---- DATA SUPPLIED

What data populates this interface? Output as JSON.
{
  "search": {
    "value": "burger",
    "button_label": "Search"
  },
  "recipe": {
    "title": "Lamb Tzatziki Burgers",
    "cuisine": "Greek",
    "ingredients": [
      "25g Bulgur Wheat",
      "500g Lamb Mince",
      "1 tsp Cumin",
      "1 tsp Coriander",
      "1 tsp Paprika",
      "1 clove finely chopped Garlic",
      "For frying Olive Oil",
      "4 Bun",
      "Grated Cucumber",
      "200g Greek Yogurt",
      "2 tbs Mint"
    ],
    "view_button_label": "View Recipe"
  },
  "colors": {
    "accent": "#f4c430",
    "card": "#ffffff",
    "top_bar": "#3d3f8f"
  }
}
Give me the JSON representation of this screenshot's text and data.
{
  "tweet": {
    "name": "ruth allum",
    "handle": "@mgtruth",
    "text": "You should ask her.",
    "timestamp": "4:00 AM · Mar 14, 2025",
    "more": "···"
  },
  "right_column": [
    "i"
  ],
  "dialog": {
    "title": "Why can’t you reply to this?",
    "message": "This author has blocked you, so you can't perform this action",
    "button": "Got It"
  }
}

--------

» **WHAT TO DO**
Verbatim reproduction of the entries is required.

» **SOLUTION TO THE EXERCISE**
What data populates this interface? Output as JSON.
{
  "search": {
    "value": "burger",
    "button_label": "Search"
  },
  "recipe": {
    "title": "Lamb Tzatziki Burgers",
    "cuisine": "Greek",
    "ingredients": [
      "25g Bulgur Wheat",
      "500g Lamb Mince",
      "1 tsp Cumin",
      "1 tsp Coriander",
      "1 tsp Paprika",
      "1 clove finely chopped Garlic",
      "For frying Olive Oil",
      "4 Bun",
      "Grated Cucumber",
      "200g Greek Yogurt",
      "2 tbs Mint"
    ],
    "view_button_label": "View Recipe"
  },
  "colors": {
    "accent": "#f4c430",
    "card": "#ffffff",
    "top_bar": "#3d3f8f"
  }
}
Give me the JSON representation of this screenshot's text and data.
{
  "tweet": {
    "name": "ruth allum",
    "handle": "@mgtruth",
    "text": "You should ask her.",
    "timestamp": "4:00 AM · Mar 14, 2025",
    "more": "···"
  },
  "right_column": [
    "i"
  ],
  "dialog": {
    "title": "Why can’t you reply to this?",
    "message": "This author has blocked you, so you can't perform this action",
    "button": "Got It"
  }
}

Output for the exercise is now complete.